Last spring, while preparing for a business case challenge, I learned about a new investment approach that blends social and environmental impact with financial return–Impact Investing. I happened to be part of a team that was trying to help scale Habitat for Humanity to help serve 50 million people in 10 years, and we were wrapping our minds around the problem: “how can we make sure there is capital for our solution?” In a search to answer this question, we stumbled on the incredible work being done by impact investors across the globe. Before us we found a new way of thinking and investing that is changing the world by bringing the necessary capital to social entrepreneurs.
While finishing my fourth semester as a part-time student at Presidio Graduate School’s Business program, I had the first-hand experience of how this new investment space actually works. I became a Fink intern working at Sonen Capital LLC, an impact investment firm that works with investors to make financially compelling investments with meaningful social and/or environmental impact. Since becoming an intern, I not only became familiar with the landscape of impact investing, I also had the chance to contribute to the investment selection process by assisting with due diligence on some of Sonen Capital’s investments.
The thematic sectors they invest in include renewable energy, microfinance, low-income housing, small social enterprise funds, water conservation, forest conservation, and others.
Sonen Managing Partner and Founder Raul Pomares defines the basic approach to impact investing through two types of investors, financial first and impact first investors:
1. Financial First Investors seek to optimize financial returns with a floor for social/environmental impact.
2. Impact First Investors seek to optimize social or environmental returns with a financial floor. This group uses social/environmental good as a primary objective and may accept a range of returns, from principal to market-rate (Godeke and Pomares, pages 11-12).
While the broader investing landscape is comprised of traditional investors who consider returns first, some investors have sacrificed returns to generate social or environmental impact.
Sonen has researched and compiled in-depth information on several thousand fund-managers within the global impact space, constructing portfolios that don’t sacrifice financial returns to create impact. By focusing investments on specific growth areas with social and environmental themes, Sonen is able to generate market-rate returns. Through their research, they have developed critical impact investing capacities that include 1) comprehensive knowledge of the sphere, 2) investment infrastructure, 3) access to extensive deal flow, and 4) and portfolio strategies that enable Sonen to recommend investments that suit specific thematic, and impact criteria to their clientele.

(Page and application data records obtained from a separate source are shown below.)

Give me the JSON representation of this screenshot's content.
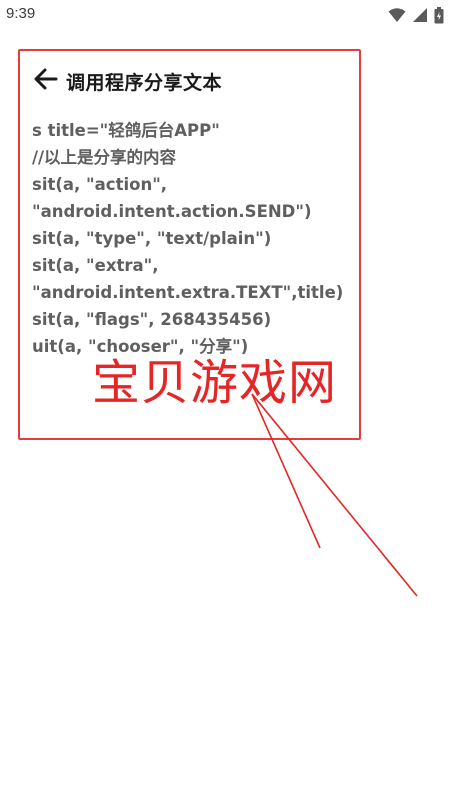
{
  "status_bar": {
    "time": "9:39",
    "icons": [
      "wifi-icon",
      "cell-signal-icon",
      "battery-icon"
    ]
  },
  "panel": {
    "back_icon": "arrow-left-icon",
    "title": "调用程序分享文本",
    "code_lines": [
      "s title=\"轻鸽后台APP\"",
      "//以上是分享的内容",
      "sit(a, \"action\",",
      "\"android.intent.action.SEND\")",
      "sit(a, \"type\", \"text/plain\")",
      "sit(a, \"extra\",",
      "\"android.intent.extra.TEXT\",title)",
      "sit(a, \"flags\", 268435456)",
      "uit(a, \"chooser\", \"分享\")"
    ]
  },
  "watermark": {
    "text": "宝贝游戏网"
  },
  "colors": {
    "frame_red": "#e63c3c",
    "watermark_red": "#e62626",
    "code_gray": "#5f5f5f",
    "title_black": "#1a1a1a"
  }
}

Through the internship, I also gained exposure to performing due diligence on investments. The due diligence process requires a survey of the investment team, the consistency of financial returns, the strategy and theme they are focused on, the market, and most importantly, the impact of the fund. Having insight into the criteria investors use when selecting investments gave me tremendous insight into the minds of investors. Obviously there are reputational and financial risks every time an investor selects a fund for investment. Creating a systematic and disciplined process and documenting the decision criteria gives the investors a frame to avoid making purely gut-driven decisions, and also gives the team an opportunity to perform a “lessons learned” exercise should an investment go sideways. After my experience, I believe developing standards of excellence for impact metrics is one of the main learning edges of impact investing as a sector.
Impact investing is an emerging approach to investing that is transforming the financial landscape. The approach expands the functions of the socially responsible investing beyond the‘negative financial screen.’ Instead, it offers the opportunity for a new class of “social entrepreneurs” to gain much-needed access to capital to create economic and social value. Having gained insight into how this sector is evolving from the inside gave me a great chance to learn how investors select investments, as well as how investors have innovated new methods of selecting them. The sector is young, evolving, covering ground very rapidly, and is filling a great need to nurture a new kind of business. I am pleased to have explored this sector first hand at Sonen, and I look forward to my next chance to work in impact investing.
Godeke, Steven and Pomares, Raul (2009) Solutions for Impact Investors: From Strategy to Implementation. Rockefeller Philanthropy Advisors, pp 11-12.